Geographic Atrophy, the advanced form of dry age-related macular degeneration (Dry AMD), affects approximately 2 million people in the United States and European Union. Illustrating the profound societal impact of this disease, approximately 20 percent of cases of legal blindness in North America are caused by Geographic Atrophy.
Patients with Geographic Atrophy suffer from chronic deterioration of cells in the retina, an inner layer of the eye critical for sight, resulting in progressive and irreversible vision loss. Geographic Atrophy can cause blind spots that impair patients’ ability to recognize faces, read, and drive, severely limiting their independence and quality of life.
Existing treatments can be burdensome to patients because they require a regimen of monthly or bimonthly intravitreal injections, administered in-office.
Kriya is developing KRIYA‑825, a one-time gene therapy for Geographic Atrophy that expresses a fusion protein inhibiting complement C3 and C5, with the objective of slowing Geographic Atrophy lesion growth and vision loss. KRIYA-825 will be administered in-office as a one-time, suprachoroidal injection.
Approach to Treating Geographic Atrophy with Gene Therapy
Kriya’s AAV gene therapy encodes a fusion protein that combines critical domains of complement receptor 2 (CR2) and complement receptor 1 (CR1). CR1 is designed to inhibit the C3 and C5 pathways in the complement cascade, while CR2 prolongs and enhances the inhibitory effect of CR1 by binding the protein to complement fragments deposited on the cell surface, where they accumulate and cause damage. Taken together, the AAV-expressed CR2‑CR1 fusion protein may provide multiyear therapeutic benefit following a one-time injection.

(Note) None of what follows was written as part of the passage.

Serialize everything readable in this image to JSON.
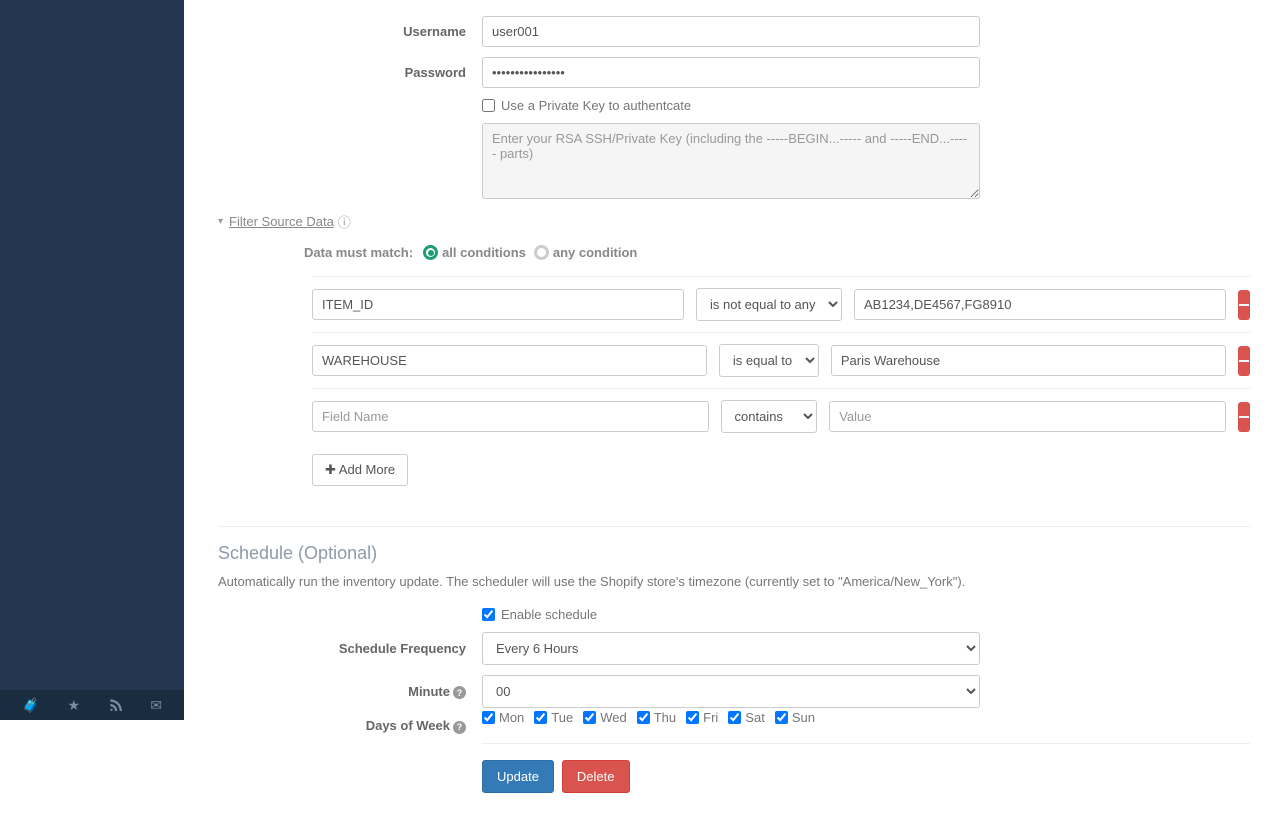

Kriya uses an investigational suprachoroidal delivery device that enables non-surgical targeted delivery of its gene therapy to the retina and choroid via the suprachoroidal space. The delivery device utilizes a geometrically-optimized, non-sharp tissue separator to open a path into the suprachoroidal space, enabling a tangential injection that leads to rapid, broad distribution of the drug into the retina.
Thyroid Eye Disease
Thyroid Eye Disease is a debilitating autoimmune disease that causes inflammation and enlargement of the muscles and fatty tissue behind the eye. This results in proptosis (bulging of the eyes) and diplopia (double vision), which can significantly impact patients’ quality of life.
Approximately 1 million people in the United States and European Union have Thyroid Eye Disease.
Kriya is developing KRIYA‑586, a one-time gene therapy for Thyroid Eye Disease that expresses an antibody designed to block receptors for Insulin-like Growth Factor 1 (IGF1), with the objective of achieving sustained improvements in proptosis, diplopia, and other symptoms. KRIYA-586 will be administered in-office as a one-time, peribulbar injection into the fat around the eye.
FDA approval of teprotumumab, an IGF1 receptor antagonist and the only approved therapy for Thyroid Eye Disease in the United States, has established IGF1 receptor blockade as a clinically-validated mechanism of action in this disease.
Approach to Treating Thyroid Eye Disease with Gene Therapy
Kriya’s AAV gene therapy encodes an antibody that blocks Insulin-like Growth Factor 1 (IGF1) receptors. By blocking IGF1 receptors, this antibody decreases pro-inflammatory Thyrotropin Receptor (TSHR) autoantibody signaling, which may lead to reductions in proptosis and diplopia. Kriya’s gene therapy is designed for administration as a one-time, focal, peribulbar injection into fatty tissue around the eye, with a goal of achieving local antibody expression and minimizing systemic exposure.